Prunes are nutritious fruits that are extremely fun to eat since they have a sweet, deep taste and a sticky, chewy texture. Prunes are actually dried plums, more specifically the dried version of European plums, including the Agen variety.
Unfortunately for the delicious and quite beneficial prune, its name has acquired a somewhat negative connotation, being associated with wrinkles, old age and sluggish gastrointestinal tracts. As our Health Benefits section shows, nothing could be further from the truth. To give prunes some PR that may help overcome this stigma and to promote prunes to their rightful place in the American diet, they have been informally christened with another name, a name that reflects their heritage . . . the "dried plum."
HistoryWith the large number of plums available, it is not surprising that the various types have different heritages and places of origin. The European plum is thought to have been discovered around two thousand years ago, originating in the area near the Caspian Sea. Even in ancient Roman times, there were already over 300 varieties of European plums. European plums made their way across the Atlantic Ocean with the pilgrims, who introduced them into the United States in the 17th century.

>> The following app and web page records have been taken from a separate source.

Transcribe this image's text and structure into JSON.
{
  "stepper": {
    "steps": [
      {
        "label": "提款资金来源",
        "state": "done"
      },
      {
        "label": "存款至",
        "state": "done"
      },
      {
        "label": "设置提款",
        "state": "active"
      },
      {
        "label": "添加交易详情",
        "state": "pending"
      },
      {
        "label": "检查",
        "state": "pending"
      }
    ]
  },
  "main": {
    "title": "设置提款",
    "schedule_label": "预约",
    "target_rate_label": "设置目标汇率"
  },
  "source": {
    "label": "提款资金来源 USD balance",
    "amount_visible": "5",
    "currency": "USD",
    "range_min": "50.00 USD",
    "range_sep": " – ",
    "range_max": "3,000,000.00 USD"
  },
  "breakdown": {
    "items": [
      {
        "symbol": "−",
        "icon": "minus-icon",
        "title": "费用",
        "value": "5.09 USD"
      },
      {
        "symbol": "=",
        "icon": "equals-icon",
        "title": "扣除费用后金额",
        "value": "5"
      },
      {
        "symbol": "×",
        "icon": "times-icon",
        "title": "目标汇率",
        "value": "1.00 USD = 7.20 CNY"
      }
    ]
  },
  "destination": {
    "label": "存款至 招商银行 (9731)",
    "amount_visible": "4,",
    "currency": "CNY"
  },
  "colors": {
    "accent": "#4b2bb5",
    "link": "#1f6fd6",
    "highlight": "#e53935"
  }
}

While Japanese plums actually originated in China, they derived their name from the country where much of their cultivation and development occurred. Japanese plums were introduced to the U.S. in the late 19th century. Today, the United States, Russia, China and Romania are among the main producers of commercially grown plums.
The process of drying plums to make prunes is thought to have originated thousands of years ago in an area near the Caspian Sea, the same region where the prune-producing European plums originated. They spread throughout Europe with the migration of different cultures and civilizations.

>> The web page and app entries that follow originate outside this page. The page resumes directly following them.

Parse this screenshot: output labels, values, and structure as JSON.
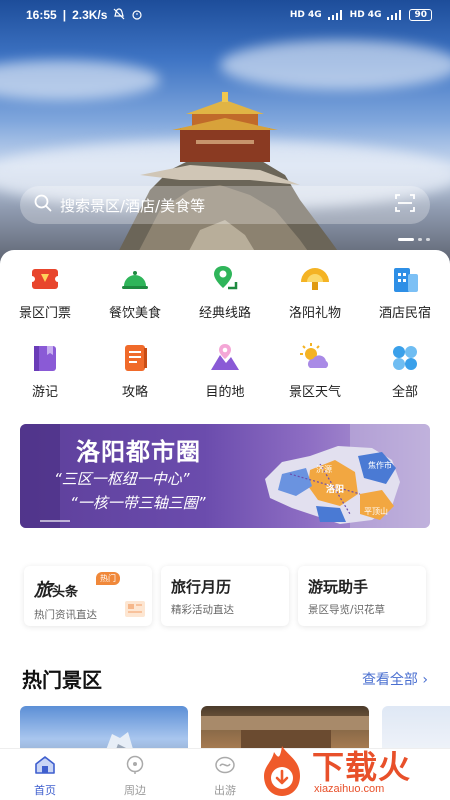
{
  "status_bar": {
    "time": "16:55",
    "speed": "2.3K/s",
    "battery": "90",
    "net1": "HD 4G",
    "net2": "HD 4G"
  },
  "search": {
    "placeholder": "搜索景区/酒店/美食等"
  },
  "grid": [
    {
      "label": "景区门票",
      "icon": "ticket-icon",
      "color": "#e8452c"
    },
    {
      "label": "餐饮美食",
      "icon": "food-cloche-icon",
      "color": "#2fb55a"
    },
    {
      "label": "经典线路",
      "icon": "route-pin-icon",
      "color": "#2fb55a"
    },
    {
      "label": "洛阳礼物",
      "icon": "gift-fan-icon",
      "color": "#f4b324"
    },
    {
      "label": "酒店民宿",
      "icon": "hotel-building-icon",
      "color": "#2e8fe6"
    },
    {
      "label": "游记",
      "icon": "notebook-icon",
      "color": "#8a5ad6"
    },
    {
      "label": "攻略",
      "icon": "guide-book-icon",
      "color": "#f06a2a"
    },
    {
      "label": "目的地",
      "icon": "destination-pin-icon",
      "color": "#8a5ad6"
    },
    {
      "label": "景区天气",
      "icon": "weather-icon",
      "color": "#f4b324"
    },
    {
      "label": "全部",
      "icon": "all-grid-icon",
      "color": "#3aa0ea"
    }
  ],
  "banner": {
    "title": "洛阳都市圈",
    "line1": "“三区一枢纽一中心”",
    "line2": "“一核一带三轴三圈”",
    "map_labels": [
      "济源",
      "焦作市",
      "洛阳",
      "平顶山"
    ]
  },
  "cards": [
    {
      "title_a": "旅",
      "title_b": "头条",
      "badge": "热门",
      "subtitle": "热门资讯直达"
    },
    {
      "title": "旅行月历",
      "subtitle": "精彩活动直达"
    },
    {
      "title": "游玩助手",
      "subtitle": "景区导览/识花草"
    }
  ],
  "section": {
    "title": "热门景区",
    "see_all": "查看全部"
  },
  "tabs": [
    {
      "label": "首页",
      "icon": "home-icon",
      "active": true
    },
    {
      "label": "周边",
      "icon": "nearby-pin-icon",
      "active": false
    },
    {
      "label": "出游",
      "icon": "travel-icon",
      "active": false
    }
  ],
  "watermark": {
    "title": "下载火",
    "site": "xiazaihuo.com"
  }
}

The process of drying plums to produce prunes took hold in California, now the leading producer of prunes worldwide, in the mid-19th century when Louis Pellier planted grafted plum tree cuttings brought back with him from his native France. Among these trees were those belonging to the Agen variety, the type of plum that is extremely well suited to be dried to make prunes.
Tips for Preparing and CookingTips for Preparing PlumsPlums are delicious eaten as is. If the plums have been in the refrigerator, allow them to approach room temperature before eating them as this will help them attain the maximum juiciness and sweetness. If you want to first remove the pit before eating or cooking, cut the plum in half lengthwise, gently twist the halves in opposite directions and then carefully take out the pit.
Plums can also be used in a variety of recipes and are usually baked or poached. If you want to remove the skin, this process can be made easier by first blanching the plum in boiling water for 30 seconds. Once you remove the fruits from the water, quickly run them under cold water before peeling to stop the blanching process and allow for easier handling.
Tips for Preparing PrunesIf you have prunes that are extremely dry, soaking them in hot water for a few minutes will help to refresh them. If you are planning on cooking the prunes, soaking them in water or juice beforehand will reduce the cooking time.
How to EnjoyPLUMSA Few Quick Serving Ideas
Make pizza with a twist by broiling sliced plums, goat cheese, walnuts and sage on top of a whole wheat pita bread or pizza crust.
For a delightful dessert, poach plums in a red wine and serve with lemon zest.
Bake pitted plum halves in a 200°F(93°C) oven until they are wrinkled. Then mix them into a rye bread recipe for a scrumptiously sweet and hardy bread.
Blend stewed plums and combine with yogurt and honey for wonderful cold soup.
Add plum slices to cold cereal.
PRUNESA Few Quick Serving Ideas
Serve stewed prunes with rosemary-scented braised lamb and enjoy this Middle Eastern inspired meal.
Serve stewed or soaked prunes on top of pancakes and waffles.
Combine diced dried prunes with other dried fruits and nuts to make homemade trail mix.
Prunes make a delicious addition to poultry stuffing.